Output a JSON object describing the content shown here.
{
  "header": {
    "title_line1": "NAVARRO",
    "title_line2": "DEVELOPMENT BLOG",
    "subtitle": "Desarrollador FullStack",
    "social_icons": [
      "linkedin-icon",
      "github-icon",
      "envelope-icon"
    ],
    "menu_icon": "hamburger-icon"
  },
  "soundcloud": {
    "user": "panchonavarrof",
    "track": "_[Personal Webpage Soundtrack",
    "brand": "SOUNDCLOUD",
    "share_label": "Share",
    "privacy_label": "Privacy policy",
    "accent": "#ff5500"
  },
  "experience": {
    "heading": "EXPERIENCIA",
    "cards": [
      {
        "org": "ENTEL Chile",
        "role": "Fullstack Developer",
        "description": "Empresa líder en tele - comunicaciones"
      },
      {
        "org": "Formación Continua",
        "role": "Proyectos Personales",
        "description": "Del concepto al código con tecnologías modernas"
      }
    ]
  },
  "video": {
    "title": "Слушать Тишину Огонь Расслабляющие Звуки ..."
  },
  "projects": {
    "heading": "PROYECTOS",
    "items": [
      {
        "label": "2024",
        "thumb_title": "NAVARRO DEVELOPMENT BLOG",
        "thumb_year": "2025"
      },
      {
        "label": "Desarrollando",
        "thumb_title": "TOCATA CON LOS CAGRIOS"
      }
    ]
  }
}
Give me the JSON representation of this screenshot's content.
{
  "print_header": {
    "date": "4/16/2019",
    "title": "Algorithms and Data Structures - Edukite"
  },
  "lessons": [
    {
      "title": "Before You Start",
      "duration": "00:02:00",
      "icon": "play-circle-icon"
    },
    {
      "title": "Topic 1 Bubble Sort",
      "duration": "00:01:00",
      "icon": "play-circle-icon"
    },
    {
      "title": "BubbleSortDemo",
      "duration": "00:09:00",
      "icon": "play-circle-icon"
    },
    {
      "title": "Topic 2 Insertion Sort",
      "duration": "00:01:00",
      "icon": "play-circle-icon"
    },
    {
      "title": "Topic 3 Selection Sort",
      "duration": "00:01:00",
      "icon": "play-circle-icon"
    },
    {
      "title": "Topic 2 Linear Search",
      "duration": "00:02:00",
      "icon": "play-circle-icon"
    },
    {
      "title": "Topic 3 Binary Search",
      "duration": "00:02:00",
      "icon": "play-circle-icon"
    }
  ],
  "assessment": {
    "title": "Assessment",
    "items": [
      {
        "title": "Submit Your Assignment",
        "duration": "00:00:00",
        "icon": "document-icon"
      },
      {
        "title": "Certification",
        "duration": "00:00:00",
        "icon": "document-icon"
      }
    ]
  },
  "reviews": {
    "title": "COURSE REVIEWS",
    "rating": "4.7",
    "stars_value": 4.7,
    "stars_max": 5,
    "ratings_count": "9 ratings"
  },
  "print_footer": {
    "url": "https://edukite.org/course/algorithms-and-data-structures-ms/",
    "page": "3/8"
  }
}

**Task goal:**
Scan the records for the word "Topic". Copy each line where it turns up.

**Output:**
      "title": "Topic 1 Bubble Sort",
      "title": "Topic 2 Insertion Sort",
      "title": "Topic 3 Selection Sort",
      "title": "Topic 2 Linear Search",
      "title": "Topic 3 Binary Search",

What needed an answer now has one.